The house has a very unusual feature that has been lavishly exploited by the current production of the Magic Flute, and probably by other productions that have been brought here.  The stage can extend around the orchestra’s sides to a concourse along its front, separating the orchestra from the first row.  The singers can walk a complete circuit around the orchestra and, when they do they give the audience an opportunity to be disarmingly close to them while they are singing at full volume. I will need to ask my psychotherapist why tears came to my eyes when Papageno and Papagena sang their duet so close to me, sitting in the third row center, and why during her bravura aria in Act Two the Queen of the Night stopped at the same place and seemed to be singing with flawless virtuosity to me alone.

This old and traditional production does not need a new description.  The sets are reproductions of the old Schinkel decorations from 1816, and nobody cares if the soloists’ shadows are cast on the backdrop as they used to be in the time of limelight. But again the special flooring and doorways of the Schiller Theater have been provided for refreshing special effects that break down the barrier between the audience and the stage.
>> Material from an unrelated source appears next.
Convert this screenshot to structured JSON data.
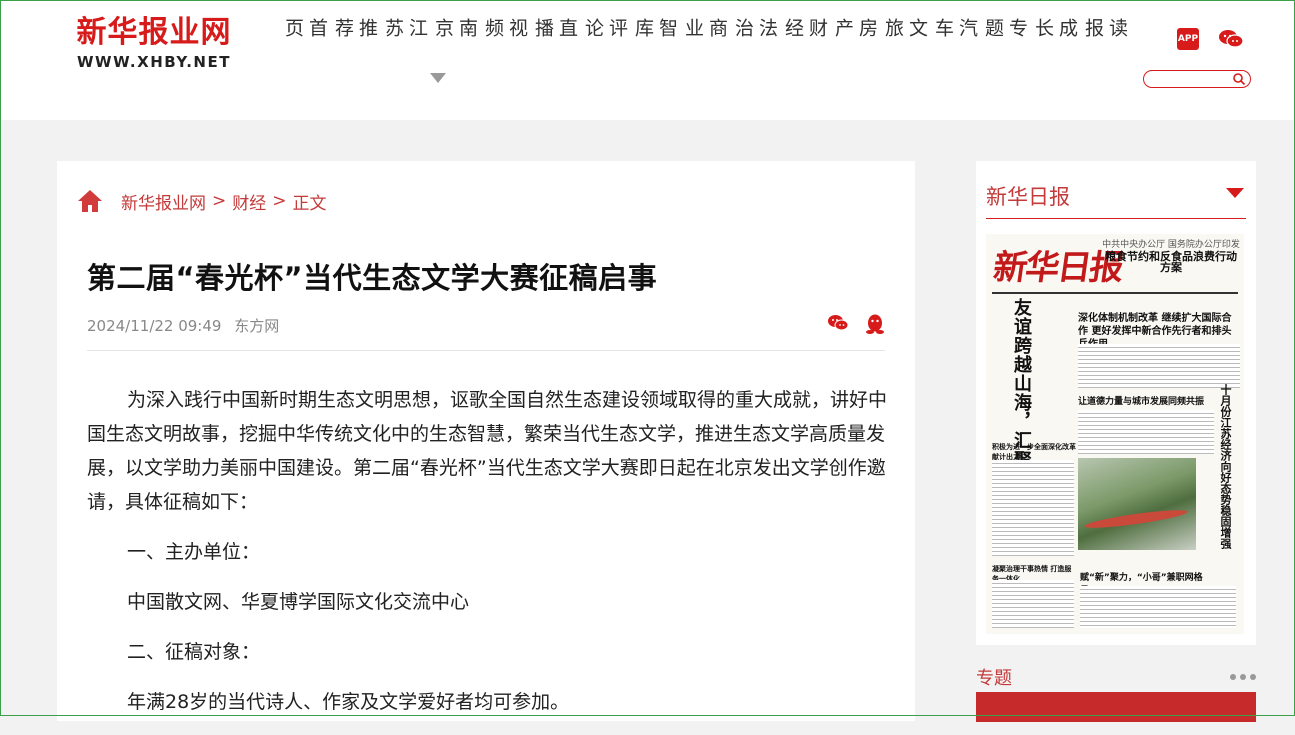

In his first appearance Sarastro is located in the audience, singing from the boxes on the left; Papageno once emerges from the orchestra; and there are side doors on the concourse around the orchestra that provide for exits and entrances outside the actual plot while it is being played out a little further back on stage.

I learned tonight what Tamino needs to be because Martin Hormich failed to achieve it. He must be inherently attractive so as to make the Queen’s ladies fight over him, capable of guessing the truth better than Papageno, capable of a conversion when he finds he was right, and manly enough now to live up to his new high calling; but Hormich unfortunately, tonight at least, seemed to have only one voice and one emotional message: sing hard. I think everybody in the house was relieved for the few moments while Tamino was passing the test of silence! Pamina (Adriana Queiroz) on the other hand, was supple, emotionally satisfying, and very much in tune.

Papageno was one of the favorites, as Loge tends to be in Rheingold, because of his refreshing frankness.  But Hanno Muller-Brachmann who sang the role has a very great voice and moves very well. For me a highlight was the choreography (by Roland Gawlik) of the Three Ladies at the very beginning, each vying to tend to Tamino while sending the others to report back to the Queen.  Theirs will never be more than a minor role but it will seldom be played more enjoyably, and competently, than here.  Another highlight was Sarastro sung by Alexander Vinogradov: his arias are the best and truest of the opera, and Vinogradov sang them that way, with all the low notes despite a sinus congestion that appeared only in his nasal syllables. The conducting of youthful Alexander Soddy and the performance of the orchestra started with some sag in the high violins but soon got completely onto the mark and up to Mozart’s thrilling pace.

It is a wonderful innovation of this production that at the end all the Papagenos and Papagenas that these two had just vowed to create in their own images, actually show up. At the end, the stage is filled with all twenty of them along with everyone else in the cast; and even the Queen of the Night helps Sarastro remove his mantle and place it onto the shoulders of the newly betrothed royal pair, Tamino and Pamina.

The Realm of Night and the Realm of Day are again reconciled, and the Pagageni will continue to have their lives and live them without knowing any better. It is a reconciliation achieved by heroism in the case of Tamino, and divine mercy in the case of Papageno, the two paths that all of us find ourselves moving along, all the time of this life. – Ken Quandt